This type of drum are thought to have originated in
Guinea though some say it is from the Mandinka Susso.
They are popular in Gambia and the rest of West Africa
and accompany many musical ensembles and styles that
require a heavy percussion rhythm played by a master.
Djembe drums are the basic and most familiar instruments
among all the ethnic groups and are featured at most
events whether ceremonial, ritual or social, and serve
as a device for announcing, warning or calling together.
They are shaped like a goblet and are carved from a
single, hollowed hardwood tree and usually covered in
goat skin or other raw hide. They are decoratively carved
and varnished and tensioned by leather or string along
the sides. It is played with the hands.
Each group has its own type of drums: the Mandinka use
three conical drums together, varying in length, and
played by 3 musicians. The Serer have a large "kings"
drum made of a hollow log covered with skins at both
ends, and a slit cut in the lengthwise side. It is played
horizontally with a stick.
The Tama is a small talking drum and is a small drum
with strings connecting the drumheads which can change
the pitch as they are squeezed by the arm of the player.
It is held under the arm and played with the hands and
The djembe drum has three meanings: In addition to being
a type of drum, it also means the ensemble of drums
playing together, as well as the dance itself. There
may be 10-12 drums in a sabarr ensemble and each one
has a different sound and is played in a different rhythm.
Sabarr usually play in an ensemble of at least four
and sometimes even of dozens. This is because each of
the several kinds of sabarr covers a different and complementary
range. The nder is the lead sabarr and has a longer
body and narrower head than the others, producing a
higher and more piercing tone. The principal accompaniment
sabarr is the mbëìmbëì, which produces the widest range
of the sabarr.
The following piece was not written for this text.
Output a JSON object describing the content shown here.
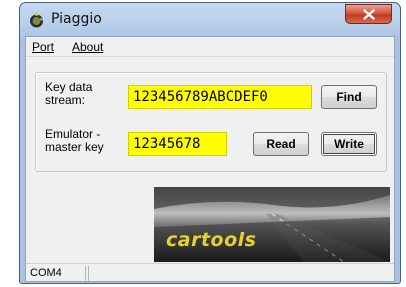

Providing the bass of the ensemble are
the lamb and the goroì talmbat, which have no sound
hole, making them function acoustically like non-directional
Several factors have contributed to the Djembe's popularity.
It has a much wider dynamic range than any single Djembe,
meaning that a lone Djembe can produce the range of
tones that only a full ensemble of Djembe's can produce.
It also has a rich, bright, and resonant tone.